Consanguineous Marriages In Connecticut
The following law appears in the Connecticut General Statutes, originally passed in 1949 according to Justia:
No person may marry such person’s parent, grandparent, child, grandchild, sibling, parent’s sibling, sibling’s child, stepparent, or stepchild. Any marriage within these degrees is void.
Two amendments in 2009 offered clarification:
P.A. 78-230 changed the wording slightly and substituted “may” for “shall”; Sec. 46-1 transferred to Sec. 46b-21 in 1979; P.A. 09-13 made provision prohibiting a man or woman marrying a person of the opposite sex-related within certain degrees of consanguinity or affinity applicable regardless of the sex of such other person.
Later annotations offered further insight:
Does not prohibit marriage with deceased husband’s brother; 12 C. 94 “Sister” includes half-sister for purpose of incest prosecution; 132 C. 165 The marriage of a niece and her uncle in Italy, though valid there and contracted without intent to evade the law of this state, held not valid in this state; 148 C. 288 Relationship of niece-in-law and uncle-in-law held not within enumerated relationships for [the] crime of incest; 182 C. 344. Relationship [between] half-uncle and half-niece is void.
How to Get an Annulment For a Consanguineous Marriage
An annulment is a process that allows you to end a marriage, but unlike a divorce, an annulment signifies that the marriage never actually took place. This could be because it was a forbidden marriage or because the union was never consummated. Only certain circumstances allow a married couple to get an annulment, such as in the case of consanguineous marriage. If you do not qualify for an annulment, you must get a divorce. This means that the marriage did legally exist and any marital property must be distributed equitably according to state divorce regulations.
Contrary to divorce legislation in Connecticut, there is no one law that aggregates and itemizes the many justifications for obtaining an annulment. Some reasons are based on statute, while others have a foundation of common law. Furthermore, some circumstances immediately prove that the relationship was invalid from the start, whereas the circumstances of others only provide a foundation on which one of the spouses may petition the court to annul the marriage or declare it void. Unless special legislation clearly deems the marriage unlawful, Connecticut courts have traditionally favored the latter.
Because the Connecticut Superior Court has exclusive jurisdiction over matters of marriage annulment, they are filed there. In order to get an annulment, one spouse must file a petition with the Superior Court in the jurisdiction where either spouse resides.

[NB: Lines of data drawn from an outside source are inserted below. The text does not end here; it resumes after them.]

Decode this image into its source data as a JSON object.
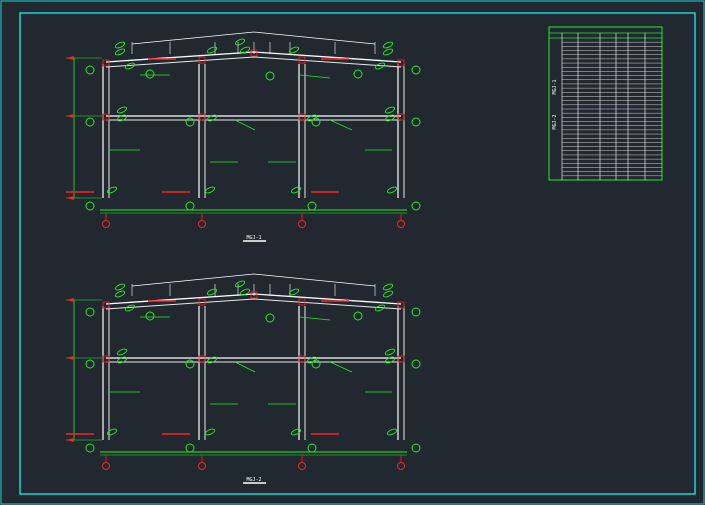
{
  "colors": {
    "background": "#212830",
    "border": "#17d6d6",
    "frame": "#ffffff",
    "member": "#e8e8e8",
    "annotation": "#22ee22",
    "section_mark": "#ff2020",
    "axis_bubble": "#ff2020"
  },
  "drawings": [
    {
      "label": "MGJ-1"
    },
    {
      "label": "MGJ-2"
    }
  ],
  "schedule_table": {
    "row_labels": [
      "MGJ-1",
      "MGJ-2"
    ],
    "row_count": 34
  }
}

Once the annulment complaint has been filed by the plaintiff and it has been served to the defendant, the defendant may file a response. In the response, the defendant may admit or deny any of the claims made by the plaintiff in the original complaint. If the defendant seeks relief, this should be included in their answer, as well as a cross-complaint for a legal separation or divorce if applicable.
If the spouses cannot reach an agreement on the annulment, both will be required to attend court. The burden of proving the marriage is void will fall on the plaintiff to show that the marriage is invalid. They must be able to show that the annulment should take place as a result of “clear and convincing evidence.”
Understand Connecticut Prohibited Marriage Laws With the Help Of Divorce Lawyer Heidi E. Opinsky
Prohibited marriage laws in Connecticut can be difficult to understand. Heidi E. Opinsky is a veteran divorce and family lawyer that can help you better grasp situations like consanguinity in marriage and other grounds for annulment.
Contact Attorney Opinsky’s office today to book your consultation to discuss your unique circumstances and family legal matter in a private law office or telephone line. Call now by dialing 203-653-3542.